Crime fiction narratives continue to gain in both popularity and critical appreciation. This conference will consider the ways in which writers who work within generic cultural and critical boundaries and those who challenge those seeming restrictions, through both form and content, have influenced each other. Crime fiction, in its widest sense, has benefited from challenges from diverse ‘outsiders’ who in turn shift and develop the genre. This was as true in the early days of the genre as it is today and, as such, we welcome submissions from the early modern to the present day.
A key question that this conference will address is the enduring appeal of crime fiction and its ability to incorporate other disciplines such as History, Criminology, Film, TV, Media, and Psychology. From the ‘sensational’ novelists of the 1860s to today’s ‘Domestic Noir’ narratives, crime fiction has proved itself to be open to challenges and development from historical and cultural movements such as, feminism, gender studies, queer politics, post modernism, metafiction, war, and shifting concepts of criminality. In addition, crime fiction is able to respond to and incorporate changes in political and historic world events. With this in mind, we are interested in submissions that approach crime narratives from the earliest days of crime writing until the present day.
This international, interdisciplinary event is organised by Bath Spa University and the Captivating Criminality Network, and we invite scholars, practitioners and fans of crime writing, to participate in this conference that will address these key elements of crime fiction and real crime. Topics may include, but are not restricted to:

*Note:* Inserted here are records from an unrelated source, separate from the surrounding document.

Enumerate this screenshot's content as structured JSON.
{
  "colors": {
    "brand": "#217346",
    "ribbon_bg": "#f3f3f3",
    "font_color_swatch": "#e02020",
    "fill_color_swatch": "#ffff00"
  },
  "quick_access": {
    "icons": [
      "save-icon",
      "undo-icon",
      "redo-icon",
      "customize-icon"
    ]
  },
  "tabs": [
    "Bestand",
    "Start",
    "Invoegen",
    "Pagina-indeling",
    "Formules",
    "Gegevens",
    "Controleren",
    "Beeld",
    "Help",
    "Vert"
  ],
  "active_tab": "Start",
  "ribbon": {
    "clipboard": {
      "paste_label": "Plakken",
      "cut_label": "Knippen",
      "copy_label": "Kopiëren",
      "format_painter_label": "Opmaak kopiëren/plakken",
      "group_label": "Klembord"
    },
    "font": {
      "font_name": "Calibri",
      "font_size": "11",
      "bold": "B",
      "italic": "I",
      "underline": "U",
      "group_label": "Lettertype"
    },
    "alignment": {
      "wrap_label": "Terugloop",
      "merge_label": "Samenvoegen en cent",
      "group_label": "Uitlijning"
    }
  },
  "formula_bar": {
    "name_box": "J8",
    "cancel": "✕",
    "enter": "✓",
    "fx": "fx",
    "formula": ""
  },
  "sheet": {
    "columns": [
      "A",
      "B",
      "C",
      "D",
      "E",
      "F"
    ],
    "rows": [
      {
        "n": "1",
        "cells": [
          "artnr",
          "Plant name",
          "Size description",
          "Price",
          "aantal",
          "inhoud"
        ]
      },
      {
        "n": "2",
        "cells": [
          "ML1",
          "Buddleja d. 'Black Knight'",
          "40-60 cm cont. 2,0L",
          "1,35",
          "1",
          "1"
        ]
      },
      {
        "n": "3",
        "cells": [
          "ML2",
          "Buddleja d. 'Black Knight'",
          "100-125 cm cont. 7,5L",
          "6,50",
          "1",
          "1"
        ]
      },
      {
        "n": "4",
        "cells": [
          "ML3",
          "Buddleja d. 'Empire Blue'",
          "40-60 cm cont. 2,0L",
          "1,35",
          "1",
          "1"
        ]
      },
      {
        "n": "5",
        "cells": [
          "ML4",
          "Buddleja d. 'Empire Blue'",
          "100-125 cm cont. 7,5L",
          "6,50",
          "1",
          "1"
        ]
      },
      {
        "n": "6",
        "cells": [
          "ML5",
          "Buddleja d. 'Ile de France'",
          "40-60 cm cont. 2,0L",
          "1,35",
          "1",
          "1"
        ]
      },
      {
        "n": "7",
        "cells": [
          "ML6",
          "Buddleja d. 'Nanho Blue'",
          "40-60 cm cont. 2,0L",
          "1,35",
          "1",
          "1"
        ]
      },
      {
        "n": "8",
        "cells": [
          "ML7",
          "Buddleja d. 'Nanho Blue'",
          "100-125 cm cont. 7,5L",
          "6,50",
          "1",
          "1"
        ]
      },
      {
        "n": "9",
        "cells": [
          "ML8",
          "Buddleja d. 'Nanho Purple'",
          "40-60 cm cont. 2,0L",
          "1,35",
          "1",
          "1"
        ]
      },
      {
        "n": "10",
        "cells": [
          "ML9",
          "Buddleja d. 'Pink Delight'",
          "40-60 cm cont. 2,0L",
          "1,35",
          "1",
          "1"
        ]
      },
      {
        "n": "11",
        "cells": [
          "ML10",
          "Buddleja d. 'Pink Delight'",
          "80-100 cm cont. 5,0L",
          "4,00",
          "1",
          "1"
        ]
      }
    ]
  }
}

- Feminist Sleuths (second wave and beyond)
- The Victorian Lady Detective
- Femininity and the Golden Age
- Crime and Queer Theory
- Crime and War
- Crime and the Gothic
- Gothic Outsiders
- Gothic Disruptions and Disturbances
- The Cozy Crime Novel
- Victims and Perpetrators
- Crime Fiction and Form
- The Prison and Other Institutions
- Madness and Criminality
- Film Adaptations
- Post-Communist Crime Fiction
- Crime Fiction in Times of Trauma
- Latin American Crime Fiction and Trauma
- The Psychological
- The Detective, Then and Now
- The Anti-Hero
- True Crime
- Contemporary Crime Fiction
- Victorian Crime Fiction
- Eighteenth-Century Crime
- Early Forms of Crime Writing
- The Golden Age
- Hardboiled Fiction
- Forensics and Detection
- The Body
- Seduction and Sexuality
- The Criminal Analyst
- Others and Otherness
- The Country and the City
- The Media and Detection
- Adaptation and Interpretation
- Justice Versus Punishment
- Lack of Order and Resolution
Please send 200 word proposals to Dr. Fiona Peters and Joanne Ella Parsons (firstname.lastname@example.org) by 3rd February 2018. The abstract should include your name, email address, and affiliation, as well as the title of your paper. Please feel free to submit abstracts presenting work in progress as well as completed projects. Postgraduate students are welcome. Papers will be a maximum of 20 minutes in length. Proposals for suggested panels are also welcome.
Full Fee: £180 (£135 if a member of the International Crime Fiction Association)
Reduced Rate (students, ECRs not on a permanent contract/retired): £130 (£95 if a member of the International Crime Fiction Association)
To join the International Crime Fiction Association please email: email@example.com
Full Membership: £20 per annum
Reduced Rate Membership £10 per annum
(posted 20 September 2017)